Configuring the player: subversive behavior in Project Entropia
2005 (English)In: Proceedings of DiGRA 2005 Conference: Changing Views – Worlds in Play / [ed] Suzanne de Castell, Jennifer Jenson, 2005, 1-6 p.Conference paper (Refereed)
This paper presents the concept of a “black box” as a tool for analyzing virtual worlds. The concept comes from the field of Science & Technology Studies (STS) and we employ it here more specifically to study one such virtual world in particular, Project Entropia. The concept of a “black box” is used to describe the developers’ efforts to hide or to build certain assumptions into the very fabric of the virtual world in order to get the players to perform certain prescribed roles. The concept is also used to describe players’ efforts to open up this black box in order to get access to and playother roles – roles not prescribed by the game publisher and that in some cases function as a threat to the publisher’s business model. The focus of the analysis is on the imperative to “pay to play”. This imperative is essential to the developers of the game since Project Entropia does not employ the usual subscription-based revenue model that most other Massively Multiplayer Online Games (MMOGs) use.
Place, publisher, year, edition, pages
2005. 1-6 p.
MMOG, subversion, player strategies, Project Entropia
Media and Communication Technology
IdentifiersURN: urn:nbn:se:kth:diva-60603ScopusID: 2-s2.0-84873370913OAI: oai:DiVA.org:kth-60603DiVA: diva2:477564
2nd International Conference on Digital Games Research Association, Changing Views - Worlds in Play, DiGRA 2005; Vancouver, BC, Canada, 16-20 June, 2005

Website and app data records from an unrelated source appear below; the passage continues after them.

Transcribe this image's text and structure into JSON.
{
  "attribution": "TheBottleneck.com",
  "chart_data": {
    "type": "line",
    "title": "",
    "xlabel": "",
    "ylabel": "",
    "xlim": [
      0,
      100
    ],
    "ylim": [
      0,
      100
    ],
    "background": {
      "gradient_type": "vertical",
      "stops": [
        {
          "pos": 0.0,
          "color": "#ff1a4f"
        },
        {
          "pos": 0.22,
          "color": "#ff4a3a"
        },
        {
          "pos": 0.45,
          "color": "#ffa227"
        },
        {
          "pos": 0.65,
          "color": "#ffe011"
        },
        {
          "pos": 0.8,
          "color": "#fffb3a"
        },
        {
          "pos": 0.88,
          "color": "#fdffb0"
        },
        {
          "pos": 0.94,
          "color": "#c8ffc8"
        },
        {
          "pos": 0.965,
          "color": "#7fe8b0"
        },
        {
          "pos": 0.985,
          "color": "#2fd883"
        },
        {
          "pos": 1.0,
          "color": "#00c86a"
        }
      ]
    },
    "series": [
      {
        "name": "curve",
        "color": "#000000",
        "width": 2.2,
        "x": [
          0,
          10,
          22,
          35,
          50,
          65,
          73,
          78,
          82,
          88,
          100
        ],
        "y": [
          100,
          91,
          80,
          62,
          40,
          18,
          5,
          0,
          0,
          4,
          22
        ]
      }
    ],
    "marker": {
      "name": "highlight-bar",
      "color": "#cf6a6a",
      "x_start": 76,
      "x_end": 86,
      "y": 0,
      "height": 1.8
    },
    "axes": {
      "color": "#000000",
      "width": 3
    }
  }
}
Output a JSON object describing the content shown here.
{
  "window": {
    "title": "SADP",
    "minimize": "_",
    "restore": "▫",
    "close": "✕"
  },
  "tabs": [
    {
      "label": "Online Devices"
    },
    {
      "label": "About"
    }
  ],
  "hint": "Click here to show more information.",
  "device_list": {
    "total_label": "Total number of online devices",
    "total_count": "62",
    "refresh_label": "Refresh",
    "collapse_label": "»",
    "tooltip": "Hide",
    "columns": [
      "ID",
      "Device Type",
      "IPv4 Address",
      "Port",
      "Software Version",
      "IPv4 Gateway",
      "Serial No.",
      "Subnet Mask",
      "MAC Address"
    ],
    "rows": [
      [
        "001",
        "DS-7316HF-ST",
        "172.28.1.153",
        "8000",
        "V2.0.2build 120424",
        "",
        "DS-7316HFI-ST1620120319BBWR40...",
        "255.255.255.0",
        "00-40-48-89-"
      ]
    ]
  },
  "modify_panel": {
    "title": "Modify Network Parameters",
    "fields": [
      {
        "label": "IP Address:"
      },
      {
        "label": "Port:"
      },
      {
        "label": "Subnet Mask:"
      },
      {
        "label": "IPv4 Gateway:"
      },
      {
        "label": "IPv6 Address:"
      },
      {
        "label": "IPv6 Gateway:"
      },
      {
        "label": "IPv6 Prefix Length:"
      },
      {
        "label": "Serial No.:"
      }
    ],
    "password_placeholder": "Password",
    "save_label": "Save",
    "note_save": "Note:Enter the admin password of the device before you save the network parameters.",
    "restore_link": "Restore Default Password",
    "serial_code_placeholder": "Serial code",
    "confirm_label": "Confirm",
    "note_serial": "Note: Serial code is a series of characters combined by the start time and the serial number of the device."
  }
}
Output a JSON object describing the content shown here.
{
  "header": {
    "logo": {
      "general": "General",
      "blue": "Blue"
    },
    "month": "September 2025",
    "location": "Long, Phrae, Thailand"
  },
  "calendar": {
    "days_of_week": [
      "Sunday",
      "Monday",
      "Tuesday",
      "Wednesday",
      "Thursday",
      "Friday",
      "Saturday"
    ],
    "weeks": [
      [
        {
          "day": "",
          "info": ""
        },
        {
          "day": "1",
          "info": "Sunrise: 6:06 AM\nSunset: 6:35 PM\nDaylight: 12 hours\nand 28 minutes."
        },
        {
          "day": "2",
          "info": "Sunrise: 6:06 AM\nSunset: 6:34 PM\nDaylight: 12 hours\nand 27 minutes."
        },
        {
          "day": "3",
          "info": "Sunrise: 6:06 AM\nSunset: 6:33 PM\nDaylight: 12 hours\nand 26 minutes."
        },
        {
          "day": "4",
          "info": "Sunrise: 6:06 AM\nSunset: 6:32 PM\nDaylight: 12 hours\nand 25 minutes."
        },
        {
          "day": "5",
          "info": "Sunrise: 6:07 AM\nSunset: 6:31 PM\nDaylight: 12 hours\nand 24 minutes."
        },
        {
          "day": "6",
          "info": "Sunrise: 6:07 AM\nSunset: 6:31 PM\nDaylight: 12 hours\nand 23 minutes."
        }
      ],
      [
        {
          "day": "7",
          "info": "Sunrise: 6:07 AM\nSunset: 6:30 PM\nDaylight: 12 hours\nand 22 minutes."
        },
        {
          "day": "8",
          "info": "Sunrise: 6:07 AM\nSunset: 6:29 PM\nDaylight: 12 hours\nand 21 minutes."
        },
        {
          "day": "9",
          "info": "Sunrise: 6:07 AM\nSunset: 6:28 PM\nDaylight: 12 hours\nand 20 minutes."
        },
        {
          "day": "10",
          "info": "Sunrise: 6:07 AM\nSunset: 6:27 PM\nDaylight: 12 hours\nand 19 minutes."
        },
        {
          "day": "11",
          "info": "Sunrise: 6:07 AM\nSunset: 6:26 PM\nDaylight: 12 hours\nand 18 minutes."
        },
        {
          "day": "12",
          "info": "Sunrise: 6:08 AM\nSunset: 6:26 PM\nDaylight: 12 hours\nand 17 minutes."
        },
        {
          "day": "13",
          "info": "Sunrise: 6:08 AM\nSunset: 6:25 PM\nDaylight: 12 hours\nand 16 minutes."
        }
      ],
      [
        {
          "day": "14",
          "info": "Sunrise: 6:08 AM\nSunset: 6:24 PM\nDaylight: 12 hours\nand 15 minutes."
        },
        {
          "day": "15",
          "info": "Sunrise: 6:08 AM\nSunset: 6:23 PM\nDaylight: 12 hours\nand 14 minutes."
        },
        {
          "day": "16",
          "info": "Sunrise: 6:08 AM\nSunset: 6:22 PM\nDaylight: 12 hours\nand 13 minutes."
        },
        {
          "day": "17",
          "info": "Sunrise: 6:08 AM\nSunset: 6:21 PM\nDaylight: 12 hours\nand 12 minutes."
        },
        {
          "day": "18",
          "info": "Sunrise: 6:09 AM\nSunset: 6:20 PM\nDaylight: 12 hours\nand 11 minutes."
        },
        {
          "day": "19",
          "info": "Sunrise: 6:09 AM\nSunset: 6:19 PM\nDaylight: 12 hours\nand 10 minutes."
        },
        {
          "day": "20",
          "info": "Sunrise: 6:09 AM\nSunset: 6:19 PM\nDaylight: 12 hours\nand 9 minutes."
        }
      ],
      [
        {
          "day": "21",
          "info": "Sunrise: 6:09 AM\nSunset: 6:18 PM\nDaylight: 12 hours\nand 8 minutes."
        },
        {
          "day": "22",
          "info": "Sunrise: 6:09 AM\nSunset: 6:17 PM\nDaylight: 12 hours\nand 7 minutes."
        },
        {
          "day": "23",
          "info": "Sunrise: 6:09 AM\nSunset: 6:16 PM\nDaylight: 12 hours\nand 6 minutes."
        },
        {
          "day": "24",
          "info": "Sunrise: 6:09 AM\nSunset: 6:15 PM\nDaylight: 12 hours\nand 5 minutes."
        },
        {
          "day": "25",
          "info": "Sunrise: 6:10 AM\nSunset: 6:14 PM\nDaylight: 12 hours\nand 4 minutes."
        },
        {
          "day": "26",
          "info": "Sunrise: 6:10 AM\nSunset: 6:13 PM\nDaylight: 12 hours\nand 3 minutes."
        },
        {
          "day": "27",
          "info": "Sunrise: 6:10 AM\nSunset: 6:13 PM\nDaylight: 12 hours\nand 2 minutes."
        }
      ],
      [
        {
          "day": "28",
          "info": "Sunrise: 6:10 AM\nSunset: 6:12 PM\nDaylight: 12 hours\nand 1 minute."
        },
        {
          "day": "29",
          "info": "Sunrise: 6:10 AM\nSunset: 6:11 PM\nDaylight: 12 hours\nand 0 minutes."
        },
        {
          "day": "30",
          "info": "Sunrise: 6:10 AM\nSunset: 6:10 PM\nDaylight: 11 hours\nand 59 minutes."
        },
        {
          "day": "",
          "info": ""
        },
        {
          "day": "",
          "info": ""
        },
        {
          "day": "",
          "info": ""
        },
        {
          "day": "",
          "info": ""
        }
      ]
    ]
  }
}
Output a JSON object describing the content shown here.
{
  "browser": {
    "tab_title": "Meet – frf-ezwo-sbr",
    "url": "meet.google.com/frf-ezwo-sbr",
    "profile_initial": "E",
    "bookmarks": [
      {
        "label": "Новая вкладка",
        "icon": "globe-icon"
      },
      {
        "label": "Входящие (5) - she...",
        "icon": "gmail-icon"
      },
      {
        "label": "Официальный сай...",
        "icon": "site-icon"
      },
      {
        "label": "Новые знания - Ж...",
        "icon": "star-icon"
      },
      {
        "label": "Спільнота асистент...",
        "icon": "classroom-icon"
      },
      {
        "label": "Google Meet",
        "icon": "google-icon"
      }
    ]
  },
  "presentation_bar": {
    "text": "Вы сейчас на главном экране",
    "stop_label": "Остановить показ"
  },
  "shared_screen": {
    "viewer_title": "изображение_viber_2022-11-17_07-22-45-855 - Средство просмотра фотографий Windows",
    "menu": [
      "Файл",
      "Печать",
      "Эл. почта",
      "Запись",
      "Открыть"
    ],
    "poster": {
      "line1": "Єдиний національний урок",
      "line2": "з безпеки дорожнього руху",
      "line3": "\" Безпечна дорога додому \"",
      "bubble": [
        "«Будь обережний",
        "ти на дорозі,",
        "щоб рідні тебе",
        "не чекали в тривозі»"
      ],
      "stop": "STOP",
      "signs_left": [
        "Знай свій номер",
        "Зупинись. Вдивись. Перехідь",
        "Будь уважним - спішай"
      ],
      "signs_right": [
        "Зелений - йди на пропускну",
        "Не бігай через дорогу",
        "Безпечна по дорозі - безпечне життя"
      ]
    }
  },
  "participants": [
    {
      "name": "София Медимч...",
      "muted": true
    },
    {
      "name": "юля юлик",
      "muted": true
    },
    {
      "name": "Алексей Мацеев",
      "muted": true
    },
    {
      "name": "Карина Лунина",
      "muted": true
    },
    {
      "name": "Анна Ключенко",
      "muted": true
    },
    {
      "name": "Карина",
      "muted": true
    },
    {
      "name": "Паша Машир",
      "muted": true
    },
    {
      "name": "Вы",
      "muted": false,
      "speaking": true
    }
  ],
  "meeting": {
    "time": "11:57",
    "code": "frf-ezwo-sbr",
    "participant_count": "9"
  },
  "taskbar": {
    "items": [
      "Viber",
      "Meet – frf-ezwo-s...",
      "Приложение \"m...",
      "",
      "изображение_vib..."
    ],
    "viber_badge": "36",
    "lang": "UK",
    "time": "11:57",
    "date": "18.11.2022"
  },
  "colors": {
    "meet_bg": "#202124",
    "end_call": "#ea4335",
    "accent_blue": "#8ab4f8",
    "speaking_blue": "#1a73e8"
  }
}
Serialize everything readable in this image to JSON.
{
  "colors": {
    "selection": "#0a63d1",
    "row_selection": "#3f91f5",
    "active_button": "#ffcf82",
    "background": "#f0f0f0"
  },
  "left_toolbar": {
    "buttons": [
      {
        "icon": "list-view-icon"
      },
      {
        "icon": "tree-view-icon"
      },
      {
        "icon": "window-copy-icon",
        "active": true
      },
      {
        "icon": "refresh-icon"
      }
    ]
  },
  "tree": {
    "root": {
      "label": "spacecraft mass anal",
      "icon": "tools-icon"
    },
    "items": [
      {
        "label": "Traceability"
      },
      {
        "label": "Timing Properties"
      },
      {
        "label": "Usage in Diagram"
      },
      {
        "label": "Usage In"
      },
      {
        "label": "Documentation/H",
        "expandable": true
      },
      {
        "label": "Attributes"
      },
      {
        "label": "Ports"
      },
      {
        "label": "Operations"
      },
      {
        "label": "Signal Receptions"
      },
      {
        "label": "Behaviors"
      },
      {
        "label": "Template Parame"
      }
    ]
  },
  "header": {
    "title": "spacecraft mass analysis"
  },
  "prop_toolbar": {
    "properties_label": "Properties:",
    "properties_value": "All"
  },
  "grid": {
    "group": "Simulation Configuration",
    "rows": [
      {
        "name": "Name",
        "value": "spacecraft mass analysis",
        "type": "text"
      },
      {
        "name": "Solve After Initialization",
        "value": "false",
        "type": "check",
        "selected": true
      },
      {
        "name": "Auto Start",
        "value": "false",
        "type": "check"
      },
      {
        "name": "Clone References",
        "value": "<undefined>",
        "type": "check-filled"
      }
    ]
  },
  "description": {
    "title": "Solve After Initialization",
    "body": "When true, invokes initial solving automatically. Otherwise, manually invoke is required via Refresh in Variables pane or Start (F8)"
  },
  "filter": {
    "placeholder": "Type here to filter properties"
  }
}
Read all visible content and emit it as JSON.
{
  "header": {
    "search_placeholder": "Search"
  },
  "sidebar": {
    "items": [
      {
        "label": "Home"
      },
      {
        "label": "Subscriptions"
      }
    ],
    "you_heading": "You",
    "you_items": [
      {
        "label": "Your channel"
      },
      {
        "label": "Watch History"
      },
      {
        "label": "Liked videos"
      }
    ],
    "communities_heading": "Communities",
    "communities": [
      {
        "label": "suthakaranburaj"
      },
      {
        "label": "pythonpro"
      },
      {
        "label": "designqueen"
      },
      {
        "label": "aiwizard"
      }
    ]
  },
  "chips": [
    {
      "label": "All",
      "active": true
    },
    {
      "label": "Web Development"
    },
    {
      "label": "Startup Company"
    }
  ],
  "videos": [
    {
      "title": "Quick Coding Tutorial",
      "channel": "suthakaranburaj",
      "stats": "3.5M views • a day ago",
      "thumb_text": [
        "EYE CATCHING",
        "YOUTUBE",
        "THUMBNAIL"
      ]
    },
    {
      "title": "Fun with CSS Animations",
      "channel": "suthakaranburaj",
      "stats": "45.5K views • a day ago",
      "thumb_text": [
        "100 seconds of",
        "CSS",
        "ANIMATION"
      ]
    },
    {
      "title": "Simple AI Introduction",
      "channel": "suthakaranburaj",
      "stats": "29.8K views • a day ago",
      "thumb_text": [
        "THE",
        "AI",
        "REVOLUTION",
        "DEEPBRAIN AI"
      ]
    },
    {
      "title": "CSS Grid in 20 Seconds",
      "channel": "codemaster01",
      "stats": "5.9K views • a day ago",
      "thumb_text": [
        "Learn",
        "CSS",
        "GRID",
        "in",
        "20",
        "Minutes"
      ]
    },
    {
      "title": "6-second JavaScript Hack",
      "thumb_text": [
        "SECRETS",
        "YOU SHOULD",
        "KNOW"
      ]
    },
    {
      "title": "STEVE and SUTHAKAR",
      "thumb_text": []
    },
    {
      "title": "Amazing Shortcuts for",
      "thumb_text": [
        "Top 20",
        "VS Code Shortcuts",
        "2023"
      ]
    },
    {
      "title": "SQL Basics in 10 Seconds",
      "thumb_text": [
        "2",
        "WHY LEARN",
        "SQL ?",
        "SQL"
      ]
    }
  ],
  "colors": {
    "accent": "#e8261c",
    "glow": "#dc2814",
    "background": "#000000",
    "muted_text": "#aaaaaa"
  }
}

QC 201408212012-01-132012-01-132014-08-21Bibliographically approved